The silence that surrounds you at this site belies what happened here during the Civil War. This is where one of the earliest engagements of the Civil War took place. Stand in the spot where the Union fired the final battle shots.

Visitors can walk on the bluff above Carter Spring from which Union artillery fired the final battle shots, covering their withdrawal.
Photo by Denise H. Vaughn

ONE OF THE EARLIEST ENGAGEMENTS of the Civil War, the Battle of Carthage preceded the Battle of Bull Run by eleven days. This site marks one of the last skirmishes of the battle and the place where both opponents camped, on successive nights.

Both federal and state troops, in conflict with each other, bivouacked in this meadow by Carter Spring on successive nights, July 4 and 5, 1861.
Photo Courtesy of Missouri State Parks

The battle pitted the Missouri State Guard, a pro-Southern force, against Union volunteer regiments. The Guard, under the direction of Missouri’s secessionist governor, Claiborne Fox Jackson, consisted of 2,000 hastily assembled, poorly trained, and even some unarmed men. These troops faced 1,100 well-drilled, fully armed men led by Col. Franz Sigel. His men hoped to stop the Guard from reaching the southwest corner of the state and linking up with other Confederate forces to create an army of more than 10,000 men. Sigel’s troops camped at Carter Spring, now part of the historic site, while Jackson’s troops camped about 18 miles north.

On July 5, 1861, the two forces encountered each other near Dry Fork, about nine miles northwest of Carthage. The running battle started with an hour-long artillery duel, with Jackson attempting to surround Sigel’s troops, and then Sigel ordering a retreat. A skirmish at Dry Fork Creek left the heaviest casualties. Sigel retreated into Carthage, where Jackson launched another infantry attack. While the fighting continued, house to house, Sigel positioned his artillery on the bluffs above Carter Spring, the location of the historic site. He successfully continued his retreat under the cover of darkness.

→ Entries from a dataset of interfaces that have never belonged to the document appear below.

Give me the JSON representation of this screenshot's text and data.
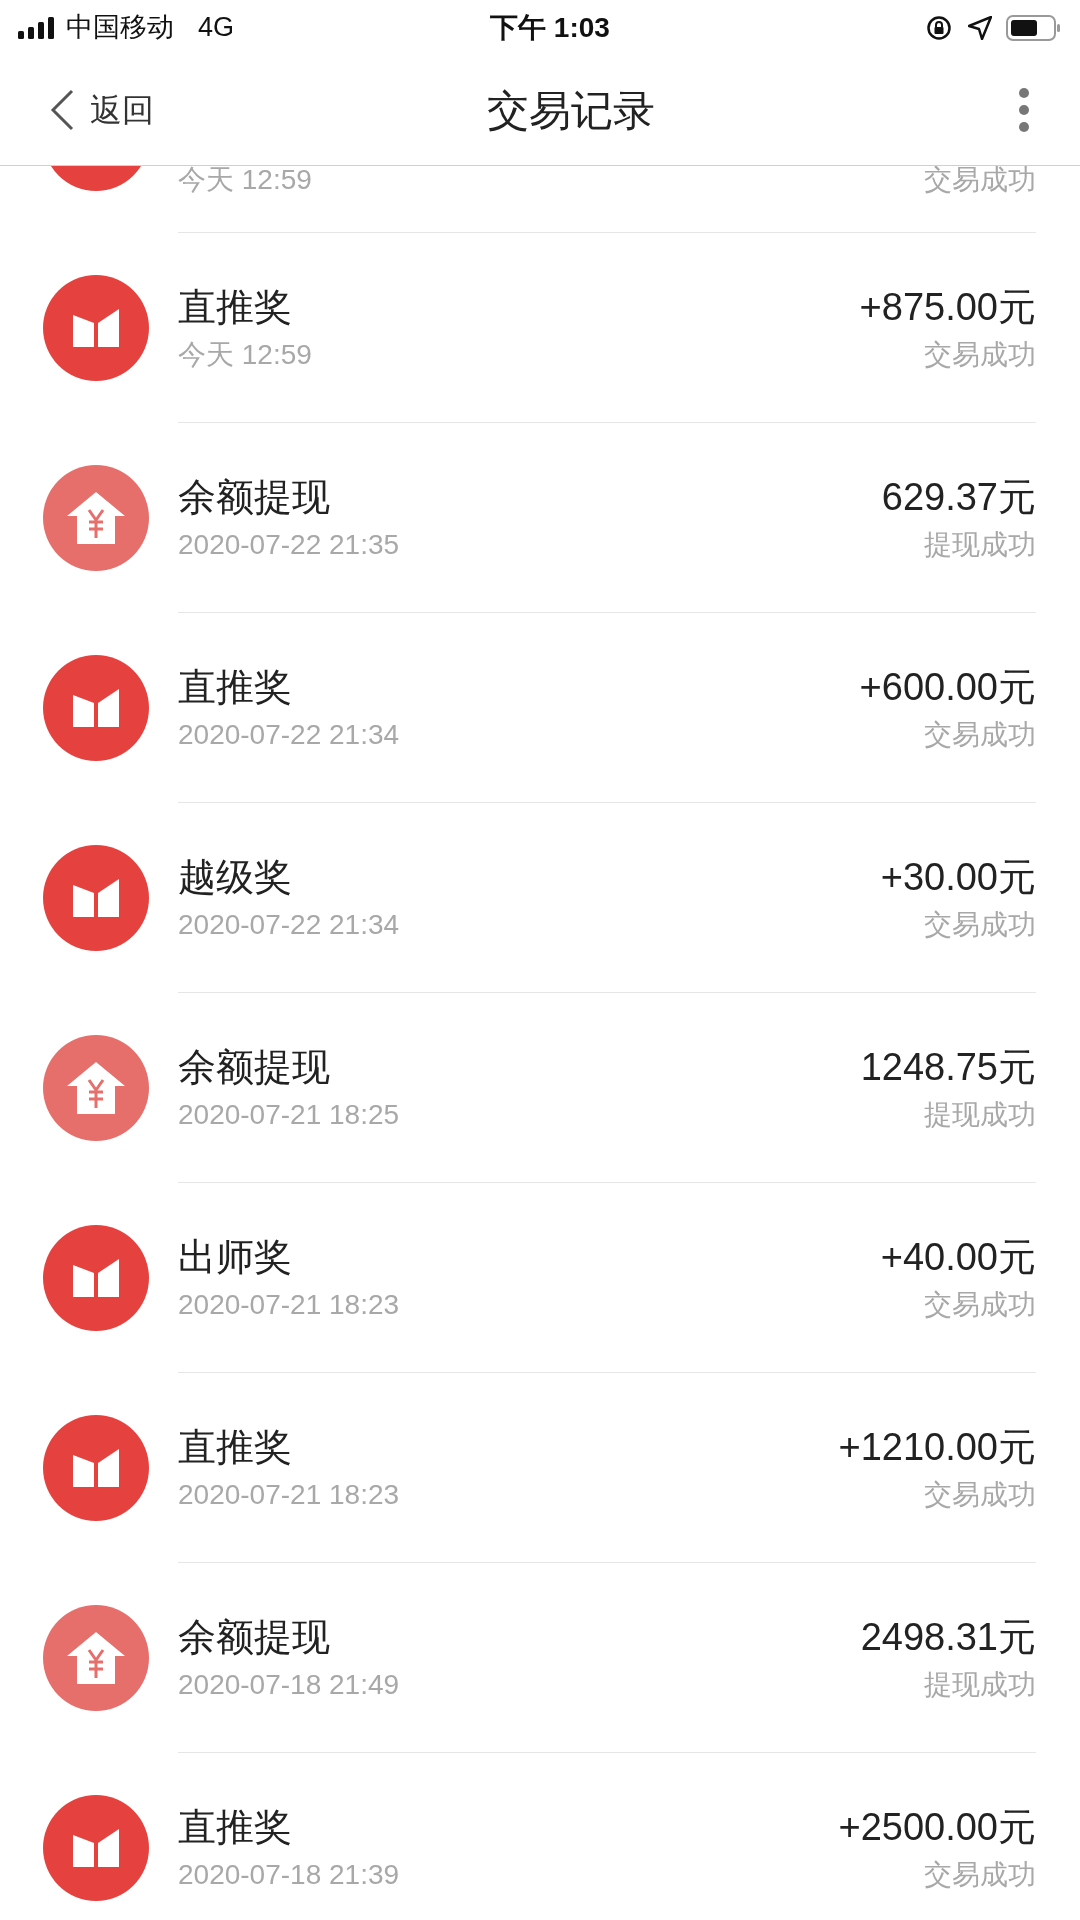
{
  "status_bar": {
    "carrier": "中国移动",
    "network": "4G",
    "time": "下午 1:03"
  },
  "nav": {
    "back": "返回",
    "title": "交易记录"
  },
  "records": [
    {
      "kind": "reward",
      "partial": true,
      "date": "今天 12:59",
      "status": "交易成功"
    },
    {
      "kind": "reward",
      "title": "直推奖",
      "date": "今天 12:59",
      "amount": "+875.00元",
      "status": "交易成功"
    },
    {
      "kind": "withdraw",
      "title": "余额提现",
      "date": "2020-07-22 21:35",
      "amount": "629.37元",
      "status": "提现成功"
    },
    {
      "kind": "reward",
      "title": "直推奖",
      "date": "2020-07-22 21:34",
      "amount": "+600.00元",
      "status": "交易成功"
    },
    {
      "kind": "reward",
      "title": "越级奖",
      "date": "2020-07-22 21:34",
      "amount": "+30.00元",
      "status": "交易成功"
    },
    {
      "kind": "withdraw",
      "title": "余额提现",
      "date": "2020-07-21 18:25",
      "amount": "1248.75元",
      "status": "提现成功"
    },
    {
      "kind": "reward",
      "title": "出师奖",
      "date": "2020-07-21 18:23",
      "amount": "+40.00元",
      "status": "交易成功"
    },
    {
      "kind": "reward",
      "title": "直推奖",
      "date": "2020-07-21 18:23",
      "amount": "+1210.00元",
      "status": "交易成功"
    },
    {
      "kind": "withdraw",
      "title": "余额提现",
      "date": "2020-07-18 21:49",
      "amount": "2498.31元",
      "status": "提现成功"
    },
    {
      "kind": "reward",
      "title": "直推奖",
      "date": "2020-07-18 21:39",
      "amount": "+2500.00元",
      "status": "交易成功"
    }
  ]
}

The Battle of Carthage illustrates the problems of preserving a site that isn’t a well-bounded battlefield. At Carthage the action was fierce, but it lasted less than a day—never more than an hour or so at any one point—and it swept down nine miles of country road leaving no permanent marks. In 1990, legislation established the historic site focused on Carter Spring in the city of Carthage in Jasper County where federal and pro-South state forces ended the day’s hostilities and where both sides bivouacked. But the battle was much bigger than the Battle of Carthage State Historic Site and amorphous as well, as is often the case in the chaos of combat. As a result, the presentation is multifaceted. Park officials have placed an interpretive display at the state-owned spring site, but visitors also will want to see a city-owned Civil War museum near the square and take a self-guided auto tour along Civil War Avenue, driving the nine miles north to other scenes of action at Spring River, Buck Branch, and Dry Fork. Dry Fork, in particular, survives almost unaltered, its farm fields and creek probably looking much as they did on the day of the battle.

The battle at Carthage was small and not terribly significant. However, only at Carthage did a sitting governor, Gov. Claiborne Fox Jackson, personally and successfully led state troops against a US army. It was also a turning point for the cause of the South in Missouri. It raised Southern hopes, and the Missouri State Guard gained momentum that carried it to Lexington, the high water mark of the Confederacy in Missouri. Carthage made it clear Union occupation of Missouri would be contested ferociously. 

More Missourians fought in the Civil War, in proportion to the state’s population, than was the case in any other state. Some 60 percent of eligible men saw action—at least 50,000 serve the Confederacy and 109,000 the Union. More than 8,000 Black Missourians enlisted in Missouri regiments. About 14,000 Missourians gave their lives for the Union, and even more for the Confederacy.

Battle of Carthage State Historic Site
East Chestnut St., Carthage, MO
7 acres
Jasper County

To purchase the Missouri State Parks book, click here.

Learn more about Carthage here.